*** Opening Input data ***

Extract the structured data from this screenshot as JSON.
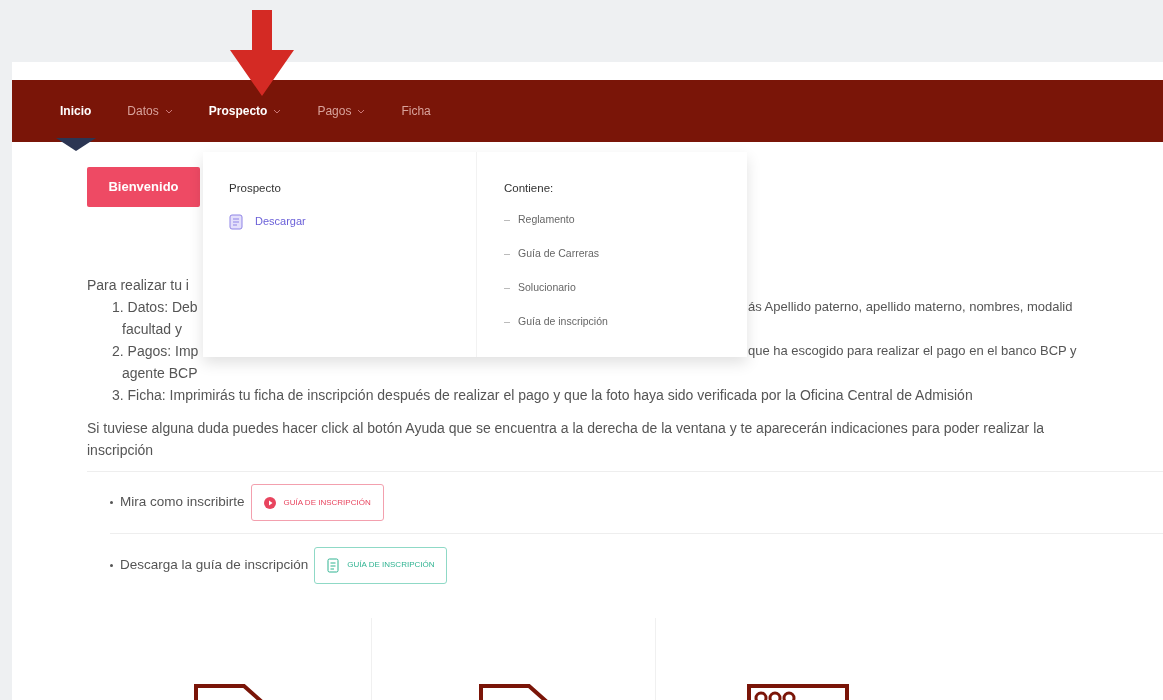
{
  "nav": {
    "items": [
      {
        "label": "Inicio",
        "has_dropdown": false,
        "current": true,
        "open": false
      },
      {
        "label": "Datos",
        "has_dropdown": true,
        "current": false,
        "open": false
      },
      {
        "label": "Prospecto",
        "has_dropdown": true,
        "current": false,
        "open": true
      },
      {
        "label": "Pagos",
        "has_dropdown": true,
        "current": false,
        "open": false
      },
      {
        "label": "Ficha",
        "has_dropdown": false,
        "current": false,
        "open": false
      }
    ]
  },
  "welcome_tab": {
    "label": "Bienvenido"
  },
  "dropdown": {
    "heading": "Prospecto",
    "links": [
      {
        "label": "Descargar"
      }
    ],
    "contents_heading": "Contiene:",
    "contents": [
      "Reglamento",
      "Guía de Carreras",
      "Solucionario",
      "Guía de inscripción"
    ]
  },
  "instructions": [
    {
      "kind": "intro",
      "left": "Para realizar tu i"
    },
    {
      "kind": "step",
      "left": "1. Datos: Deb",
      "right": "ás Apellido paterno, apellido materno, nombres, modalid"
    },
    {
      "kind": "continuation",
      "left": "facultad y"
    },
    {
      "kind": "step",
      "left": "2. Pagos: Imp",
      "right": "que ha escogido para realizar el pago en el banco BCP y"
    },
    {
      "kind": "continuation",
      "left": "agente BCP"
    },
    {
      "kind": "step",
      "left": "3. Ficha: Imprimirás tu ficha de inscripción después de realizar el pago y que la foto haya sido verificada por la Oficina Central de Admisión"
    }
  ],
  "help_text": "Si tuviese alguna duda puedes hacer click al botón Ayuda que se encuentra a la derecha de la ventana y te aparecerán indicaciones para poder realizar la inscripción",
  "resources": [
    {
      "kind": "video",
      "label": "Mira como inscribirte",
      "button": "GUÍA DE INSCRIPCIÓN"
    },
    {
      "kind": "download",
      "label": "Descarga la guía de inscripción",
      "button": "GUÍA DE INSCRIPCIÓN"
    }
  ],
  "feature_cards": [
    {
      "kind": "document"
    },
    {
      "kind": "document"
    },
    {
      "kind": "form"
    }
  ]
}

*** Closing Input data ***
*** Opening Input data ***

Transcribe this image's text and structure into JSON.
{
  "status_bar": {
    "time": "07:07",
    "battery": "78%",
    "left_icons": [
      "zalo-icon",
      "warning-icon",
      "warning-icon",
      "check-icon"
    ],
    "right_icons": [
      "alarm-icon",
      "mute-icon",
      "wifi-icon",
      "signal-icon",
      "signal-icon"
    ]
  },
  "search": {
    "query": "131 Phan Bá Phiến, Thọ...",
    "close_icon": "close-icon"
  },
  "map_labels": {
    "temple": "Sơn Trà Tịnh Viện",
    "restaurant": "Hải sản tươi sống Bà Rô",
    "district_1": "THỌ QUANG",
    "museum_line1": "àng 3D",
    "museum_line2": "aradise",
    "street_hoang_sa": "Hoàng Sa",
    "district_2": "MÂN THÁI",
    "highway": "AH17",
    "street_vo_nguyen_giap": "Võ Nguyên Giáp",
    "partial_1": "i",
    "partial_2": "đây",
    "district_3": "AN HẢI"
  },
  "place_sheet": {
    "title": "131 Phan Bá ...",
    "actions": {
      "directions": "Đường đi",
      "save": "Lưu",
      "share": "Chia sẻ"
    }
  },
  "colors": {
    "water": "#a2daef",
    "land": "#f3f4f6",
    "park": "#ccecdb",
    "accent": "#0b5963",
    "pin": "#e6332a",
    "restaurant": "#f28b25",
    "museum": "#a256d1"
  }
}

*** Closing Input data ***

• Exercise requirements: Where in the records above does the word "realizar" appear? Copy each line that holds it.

• Solution for this exercise:
      "left": "Para realizar tu i"
      "right": "que ha escogido para realizar el pago en el banco BCP y"
      "left": "3. Ficha: Imprimirás tu ficha de inscripción después de realizar el pago y que la foto haya sido verificada por la Oficina Central de Admisión"
  "help_text": "Si tuviese alguna duda puedes hacer click al botón Ayuda que se encuentra a la derecha de la ventana y te aparecerán indicaciones para poder realizar la inscripción",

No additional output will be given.